"It reminds me of the early days of the revolution, the days when people could go out and protest peacefully," Damascus-based activist Khaled al-Shami said. Security was tight around the capital, and police forces erected additional checkpoints on main roads. In side streets, people performed prayers and protested freely, al-Shami said.
"It seems there is an attempt by both sides to abide by this truce, at least in Damascus," al-Shami said, adding that the truce was "a good thing that unfortunately will not last."
The short holiday cease-fire was the only thing a divided international community could agree on after the failure of a more ambitious plan for an open-ended truce and political transition talks by Brahimi's predecessor, former UN chief Kofi Annan, in April.
Brahimi has not said what was supposed to happen when the truce expires on Monday, an ominous sign since Assad and opposition leaders disagree sharply on how to resolve the conflict. Assad refuses to resign, while some opposition leaders say his departure is a prerequisite for any political talks. The fragmented opposition factions disagree over whether to negotiate with Assad at all.
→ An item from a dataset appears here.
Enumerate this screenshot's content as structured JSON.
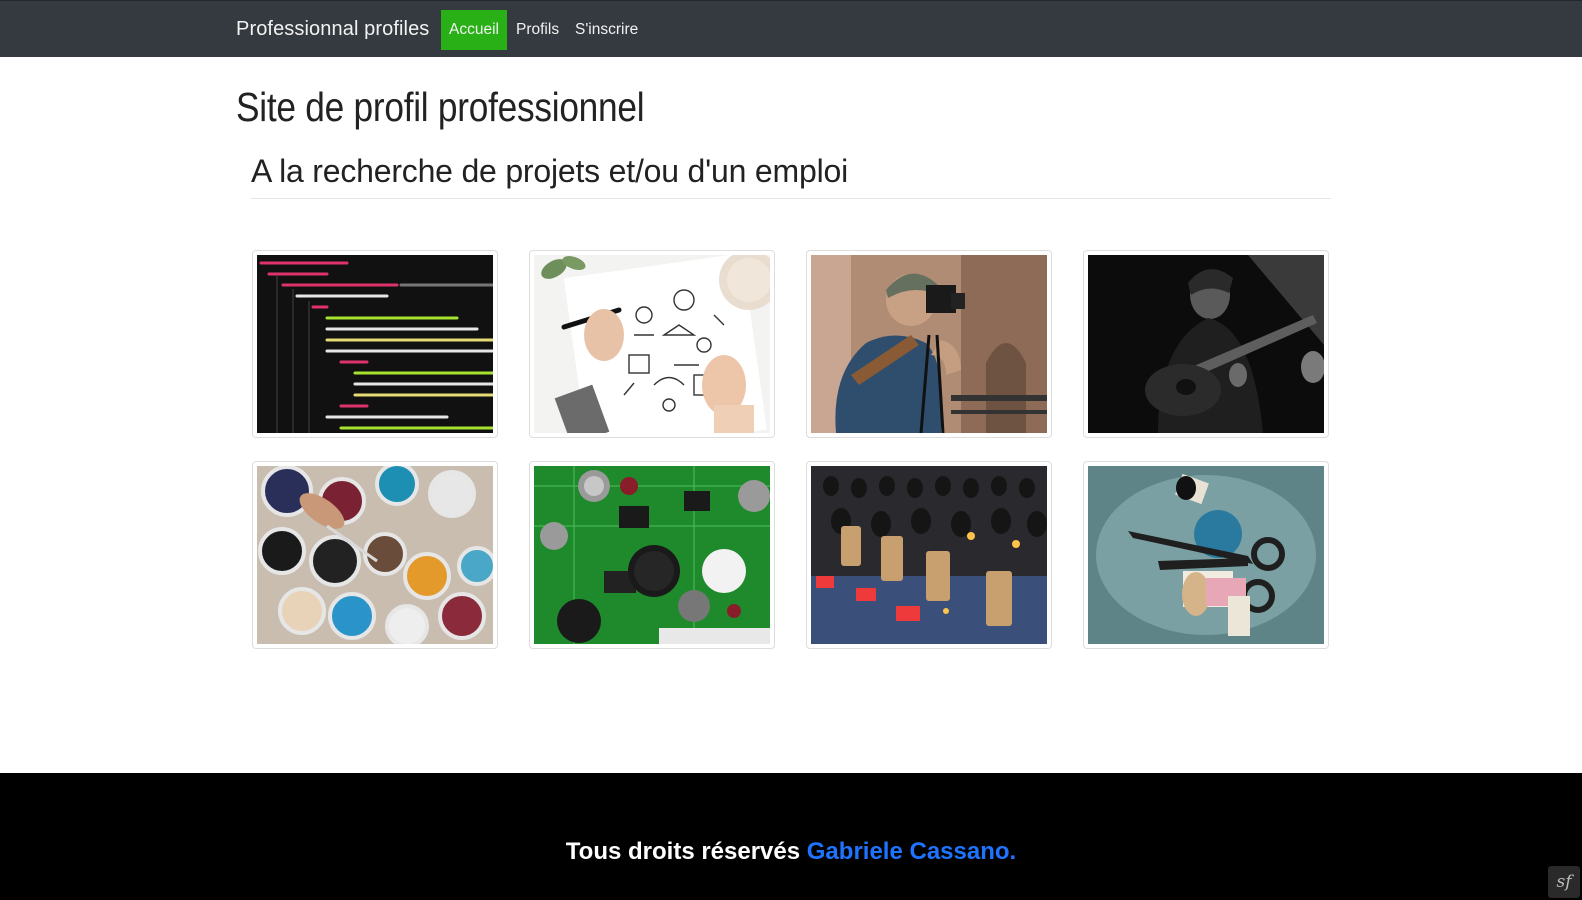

Syria's state news agency said Assad attended holiday prayers in Al-Afram Mosque in Al-Muhajireen district of Damascus. The embattled president was shown briefly on TV, sitting on the mosque floor and praying. He was later seen smiling and shaking hands with worshippers.
Assad has rarely appeared in public during the uprising. He was last shown on state TV Oct. 6, when he laid a wreath to mark the anniversary of the outbreak of the 1973 Arab-Israel war.
More than 35,000 people have been killed, including more than 8,000 government troops, since the uprising against Assad began, according to activists.